How do I find the limit of a multi variable function?

To find the limit of a multi variable function, you must approach the limit point from all possible paths. This involves taking the limit along different paths and comparing the results. If the limit is the same along all paths, then that is the limit of the function. If the limit is different along different paths, then the limit does not exist.

Why is finding the limit of a multi variable function important?

Finding the limit of a multi variable function is important because it can help us understand the behavior of the function as the independent variables approach certain values. It can also help us determine if the function is continuous at a certain point.

What are some common techniques for finding the limit of a multi variable function?

Some common techniques for finding the limit of a multi variable function include using the squeeze theorem, using polar coordinates, and using L'Hopital's rule.
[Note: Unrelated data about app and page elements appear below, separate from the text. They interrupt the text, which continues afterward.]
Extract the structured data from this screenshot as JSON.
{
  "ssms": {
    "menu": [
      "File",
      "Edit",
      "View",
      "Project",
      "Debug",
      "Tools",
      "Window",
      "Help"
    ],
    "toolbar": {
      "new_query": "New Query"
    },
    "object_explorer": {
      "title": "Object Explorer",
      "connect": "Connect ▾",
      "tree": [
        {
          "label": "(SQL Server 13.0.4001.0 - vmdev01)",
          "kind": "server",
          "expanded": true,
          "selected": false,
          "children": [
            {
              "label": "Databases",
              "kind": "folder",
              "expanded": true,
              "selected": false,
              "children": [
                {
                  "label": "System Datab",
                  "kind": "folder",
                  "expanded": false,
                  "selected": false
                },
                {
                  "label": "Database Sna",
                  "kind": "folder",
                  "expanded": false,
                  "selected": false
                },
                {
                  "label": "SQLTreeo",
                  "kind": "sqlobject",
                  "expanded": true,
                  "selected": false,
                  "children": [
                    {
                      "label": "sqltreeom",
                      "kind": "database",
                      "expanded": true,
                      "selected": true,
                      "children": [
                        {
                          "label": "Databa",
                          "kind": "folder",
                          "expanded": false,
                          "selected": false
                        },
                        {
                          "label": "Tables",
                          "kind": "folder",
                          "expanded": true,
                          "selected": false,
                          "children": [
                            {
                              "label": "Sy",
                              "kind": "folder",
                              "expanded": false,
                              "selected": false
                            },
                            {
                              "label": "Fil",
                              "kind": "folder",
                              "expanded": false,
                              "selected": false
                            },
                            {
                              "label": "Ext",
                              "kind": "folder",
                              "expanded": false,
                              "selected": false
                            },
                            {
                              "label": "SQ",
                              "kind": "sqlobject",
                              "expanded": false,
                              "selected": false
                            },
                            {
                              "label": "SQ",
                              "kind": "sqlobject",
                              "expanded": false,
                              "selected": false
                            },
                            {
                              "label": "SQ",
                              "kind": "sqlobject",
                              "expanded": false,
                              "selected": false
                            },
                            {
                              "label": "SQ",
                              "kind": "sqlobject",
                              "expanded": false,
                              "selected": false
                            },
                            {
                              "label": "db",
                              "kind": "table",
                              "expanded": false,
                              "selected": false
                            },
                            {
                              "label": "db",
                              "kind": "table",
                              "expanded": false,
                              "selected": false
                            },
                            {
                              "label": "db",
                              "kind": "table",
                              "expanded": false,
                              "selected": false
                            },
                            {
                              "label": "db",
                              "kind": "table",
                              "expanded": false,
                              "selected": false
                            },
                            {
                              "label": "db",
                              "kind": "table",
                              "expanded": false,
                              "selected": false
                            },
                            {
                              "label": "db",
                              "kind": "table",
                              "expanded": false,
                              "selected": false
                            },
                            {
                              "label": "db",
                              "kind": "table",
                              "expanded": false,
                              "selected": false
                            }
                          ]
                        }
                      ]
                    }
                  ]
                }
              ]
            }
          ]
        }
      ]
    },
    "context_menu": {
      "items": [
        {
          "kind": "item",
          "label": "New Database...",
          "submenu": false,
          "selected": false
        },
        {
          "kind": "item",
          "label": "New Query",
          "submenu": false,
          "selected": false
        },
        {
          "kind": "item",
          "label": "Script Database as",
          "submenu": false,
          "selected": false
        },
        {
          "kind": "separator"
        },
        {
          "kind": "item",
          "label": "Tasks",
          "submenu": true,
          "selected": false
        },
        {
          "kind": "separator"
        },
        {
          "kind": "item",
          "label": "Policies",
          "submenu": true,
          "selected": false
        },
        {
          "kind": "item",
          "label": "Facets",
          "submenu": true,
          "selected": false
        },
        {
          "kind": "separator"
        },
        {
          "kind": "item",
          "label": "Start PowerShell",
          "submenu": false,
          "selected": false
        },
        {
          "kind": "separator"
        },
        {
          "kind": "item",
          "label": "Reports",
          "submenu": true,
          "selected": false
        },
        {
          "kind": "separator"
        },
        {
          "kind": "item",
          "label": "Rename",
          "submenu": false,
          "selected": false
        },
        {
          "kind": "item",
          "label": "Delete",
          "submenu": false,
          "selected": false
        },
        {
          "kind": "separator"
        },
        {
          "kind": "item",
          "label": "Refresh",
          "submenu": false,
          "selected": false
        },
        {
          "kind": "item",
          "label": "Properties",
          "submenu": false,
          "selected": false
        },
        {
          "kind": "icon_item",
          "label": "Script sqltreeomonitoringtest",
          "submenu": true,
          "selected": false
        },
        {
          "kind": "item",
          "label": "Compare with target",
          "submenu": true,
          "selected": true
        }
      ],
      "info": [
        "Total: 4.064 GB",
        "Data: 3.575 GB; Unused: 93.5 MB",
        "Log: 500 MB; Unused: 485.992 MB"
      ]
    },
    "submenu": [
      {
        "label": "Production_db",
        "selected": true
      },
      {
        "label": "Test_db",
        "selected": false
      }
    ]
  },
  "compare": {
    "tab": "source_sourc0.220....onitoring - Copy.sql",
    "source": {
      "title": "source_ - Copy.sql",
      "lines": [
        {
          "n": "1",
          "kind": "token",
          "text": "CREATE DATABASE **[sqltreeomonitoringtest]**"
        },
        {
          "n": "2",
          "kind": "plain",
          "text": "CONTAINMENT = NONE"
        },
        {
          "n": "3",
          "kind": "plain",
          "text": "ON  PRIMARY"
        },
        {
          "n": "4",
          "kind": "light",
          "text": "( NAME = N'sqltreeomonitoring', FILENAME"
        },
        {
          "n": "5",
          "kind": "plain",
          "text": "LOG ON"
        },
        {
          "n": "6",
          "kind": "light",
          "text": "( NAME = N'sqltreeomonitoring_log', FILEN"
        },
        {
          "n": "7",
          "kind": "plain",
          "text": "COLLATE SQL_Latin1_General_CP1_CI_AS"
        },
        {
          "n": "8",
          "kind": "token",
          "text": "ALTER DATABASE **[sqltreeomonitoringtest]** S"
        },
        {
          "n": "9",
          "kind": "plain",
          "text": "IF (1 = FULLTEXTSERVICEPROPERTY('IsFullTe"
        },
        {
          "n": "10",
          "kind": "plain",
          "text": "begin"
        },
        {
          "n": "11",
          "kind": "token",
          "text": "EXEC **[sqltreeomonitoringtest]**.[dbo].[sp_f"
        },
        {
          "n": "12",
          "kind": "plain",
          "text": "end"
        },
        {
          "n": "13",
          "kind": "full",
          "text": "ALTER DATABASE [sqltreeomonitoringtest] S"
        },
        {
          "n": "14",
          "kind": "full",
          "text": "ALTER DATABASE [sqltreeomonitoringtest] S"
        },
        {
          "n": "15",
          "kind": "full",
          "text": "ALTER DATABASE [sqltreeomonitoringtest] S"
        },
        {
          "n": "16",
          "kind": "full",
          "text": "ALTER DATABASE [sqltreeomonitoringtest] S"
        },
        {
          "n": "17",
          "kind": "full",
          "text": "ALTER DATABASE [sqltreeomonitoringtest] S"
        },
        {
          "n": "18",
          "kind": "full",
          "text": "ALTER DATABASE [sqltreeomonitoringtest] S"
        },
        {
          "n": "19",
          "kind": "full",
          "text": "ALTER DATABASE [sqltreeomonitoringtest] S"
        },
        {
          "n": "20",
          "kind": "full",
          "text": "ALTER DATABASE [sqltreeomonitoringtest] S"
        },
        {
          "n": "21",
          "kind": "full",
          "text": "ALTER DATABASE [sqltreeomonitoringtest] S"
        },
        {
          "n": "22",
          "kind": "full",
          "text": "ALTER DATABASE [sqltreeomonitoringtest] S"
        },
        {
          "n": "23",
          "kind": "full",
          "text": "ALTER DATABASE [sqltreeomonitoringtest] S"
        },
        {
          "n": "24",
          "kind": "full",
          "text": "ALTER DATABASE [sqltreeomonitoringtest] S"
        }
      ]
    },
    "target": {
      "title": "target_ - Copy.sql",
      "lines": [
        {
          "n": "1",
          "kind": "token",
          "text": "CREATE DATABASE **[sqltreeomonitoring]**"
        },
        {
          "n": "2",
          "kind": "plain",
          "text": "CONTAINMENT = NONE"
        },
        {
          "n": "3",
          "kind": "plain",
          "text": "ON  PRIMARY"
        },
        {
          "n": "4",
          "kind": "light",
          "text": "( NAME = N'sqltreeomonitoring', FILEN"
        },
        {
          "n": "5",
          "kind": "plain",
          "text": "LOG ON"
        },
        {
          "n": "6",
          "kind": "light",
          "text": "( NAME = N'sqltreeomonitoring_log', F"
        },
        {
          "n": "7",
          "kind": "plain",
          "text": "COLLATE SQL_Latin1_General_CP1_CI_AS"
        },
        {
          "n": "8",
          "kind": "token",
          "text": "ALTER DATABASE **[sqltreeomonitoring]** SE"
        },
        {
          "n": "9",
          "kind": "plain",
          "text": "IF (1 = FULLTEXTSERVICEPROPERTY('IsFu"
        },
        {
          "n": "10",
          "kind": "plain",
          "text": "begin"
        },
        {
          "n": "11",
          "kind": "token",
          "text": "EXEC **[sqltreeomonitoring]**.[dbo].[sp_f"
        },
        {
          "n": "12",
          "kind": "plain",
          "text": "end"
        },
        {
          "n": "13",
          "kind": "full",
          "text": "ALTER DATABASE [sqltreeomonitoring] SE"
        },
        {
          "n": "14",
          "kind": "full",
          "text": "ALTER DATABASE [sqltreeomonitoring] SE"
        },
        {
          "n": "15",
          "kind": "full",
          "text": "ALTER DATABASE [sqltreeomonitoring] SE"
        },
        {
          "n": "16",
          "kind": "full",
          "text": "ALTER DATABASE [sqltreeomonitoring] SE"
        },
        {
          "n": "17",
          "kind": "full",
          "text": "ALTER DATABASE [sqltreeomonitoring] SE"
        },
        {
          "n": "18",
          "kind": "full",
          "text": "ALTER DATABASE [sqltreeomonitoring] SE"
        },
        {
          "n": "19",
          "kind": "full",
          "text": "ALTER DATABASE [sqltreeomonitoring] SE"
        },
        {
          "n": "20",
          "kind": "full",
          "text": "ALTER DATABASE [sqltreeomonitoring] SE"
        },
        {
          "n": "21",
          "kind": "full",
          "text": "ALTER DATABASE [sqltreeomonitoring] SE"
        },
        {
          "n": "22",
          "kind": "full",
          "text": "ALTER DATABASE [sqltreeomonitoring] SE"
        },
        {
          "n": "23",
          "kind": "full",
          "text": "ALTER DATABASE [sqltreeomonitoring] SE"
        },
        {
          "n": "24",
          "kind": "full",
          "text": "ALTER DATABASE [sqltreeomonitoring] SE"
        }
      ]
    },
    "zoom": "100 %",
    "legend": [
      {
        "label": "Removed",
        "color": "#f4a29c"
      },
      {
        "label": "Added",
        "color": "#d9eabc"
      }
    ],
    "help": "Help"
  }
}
These techniques can help simplify the function and make it easier to determine the limit.

Can the limit of a multi variable function be different along different paths?

Yes, the limit of a multi variable function can be different along different paths. This means that the limit may not exist at a certain point, as the function may approach different values depending on the path taken. This is why it is important to approach the limit from all possible paths when finding the limit of a multi variable function.

Similar threads

  • Calculus and Beyond Homework Help
Replies
8
Views
787
  • Calculus and Beyond Homework Help
Replies
13
Views
2K
  • Calculus and Beyond Homework Help
Replies
17
Views
575
  • Calculus and Beyond Homework Help
Replies
2
Views
522
  • Calculus and Beyond Homework Help
Replies
8
Views
640
  • Calculus and Beyond Homework Help
Replies
6
Views
825
  • Calculus and Beyond Homework Help
Replies
3
Views
635
  • Calculus and Beyond Homework Help
Replies
14
Views
616
  • Calculus and Beyond Homework Help
Replies
2
Views
110
  • Calculus and Beyond Homework Help
Replies
2
Views
692
Back
Top